Channeling Mumford. DOT Commissioner Janette Sadik-Khan has been invited to deliver the prestigious 2012 Lewis Mumford Lecture on Urbanism at the Spitzer School of Architecture at City College on April 5. The lecture will be held in the freshly restored Shepard Hall.
Gustafson Awarded Brunner Memorial Prize. Kathryn Gustafson, founding partner of Seattle-based landscape architecture firm Gustafson Guthrie Nichol has been awarded the Arnold W. Brunner Memorial Prize in Architecture by the American Academy of Arts and Letters, an annual award honoring an architect who has made significant contributions to architecture as an art. Jury member James Polshek noted in a statement, “The power of her imagination and the precision of her execution have enriched the many natural and man-made places she has touched with her magic.” The Academy also awarded five Arts & Letters Awards to Hilary Ballon, Marlon Blackwell, Elizabeth Gray, Alan Organschi, and Michael Maltzan. The awards will be presented this May in New York City.

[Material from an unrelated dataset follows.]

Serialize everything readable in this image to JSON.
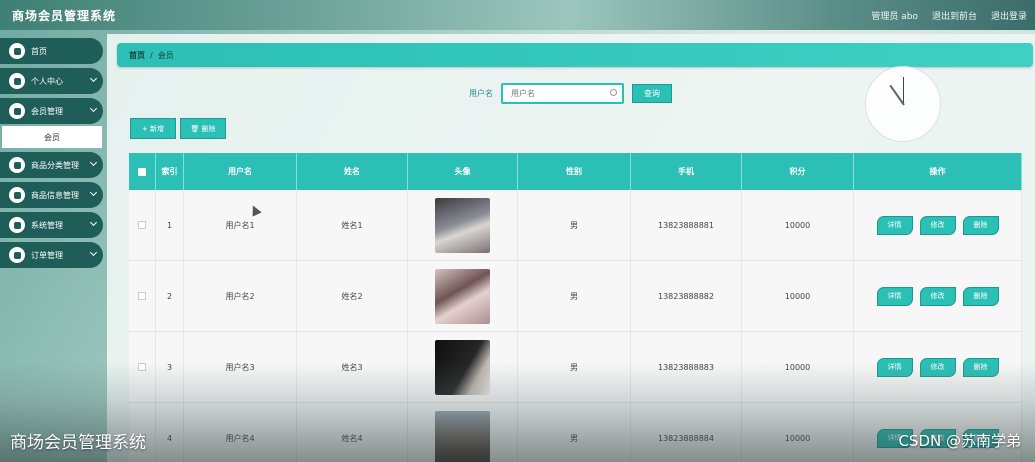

Defending Gehry’s Take on Ike. In the perennial battle of rads versus trads, Penn professor and former Slate architecture critic Witold Rybczynski often sides with the trads. So it was a bit of a surprise to see Rybczynski take to the op-ed page of the New York Times in defense of Frank Genry’s design for the Eisenhower memorial. Genry’s design has numerous critics including two of Eisenhower’s granddaughters, as well as the usual suspects who think classicism is the only appropriate approach to everything really, especially if it involves patriotism, presidents, or Washington D.C. Rybczynski calls Gehry “our finest living architect” and worries that a design-by-committee approach will undermine the quality of the memorial. Or as Eisenhower might have said, beware of the classicist/reactionary complex.
Minnesotans Driving Less, Taking Transit a lot More. Nationally the number of Vehicle Miles Traveled (VMT) has been declining in recent years. Transit ridership has also held steady or been climbing slightly. Minnesota seems to be a dramatic example of this new transportation reality, according to figures from the Minnesota Department of Transportation as reported on Minnpost.com. They cite a 40% increase in transit ridership from 2004 to 2011, and a small but significant decline in VMTs 2011 from their 2007 peak. Road congestion has also been easing slightly. High gas prices, an increasing preference for walkable neighborhoods, and teenagers postponing getting their licenses are all cited as contributing factors. It all adds up to further evidence that political rhetoric around gas prices, transportation, and energy policy needs to catch up to the reality on the ground.
Facing Threats BMW Guggenheim Lab Swerves Away from Berlin. While the commercialization of museums raises eyebrows in some circles in America, in Germany such criticism is much more forceful and threatening. Activist groups have derailed the planned May 24th opening in Berlin of the BMW Guggenheim lab, according to Bloomberg News. They argued that the mobile lab–which debuted in New York and is traveling the globe, all bankrolled by the German luxury carmaker–would accelerate the gentrification of the Kreuzberg district. The Guggenheim has faced criticism for its sponsors and activities many times before, so this episode is not likely to spur much institutional reflection. According to the report, the Museum is currently shopping for a new host city.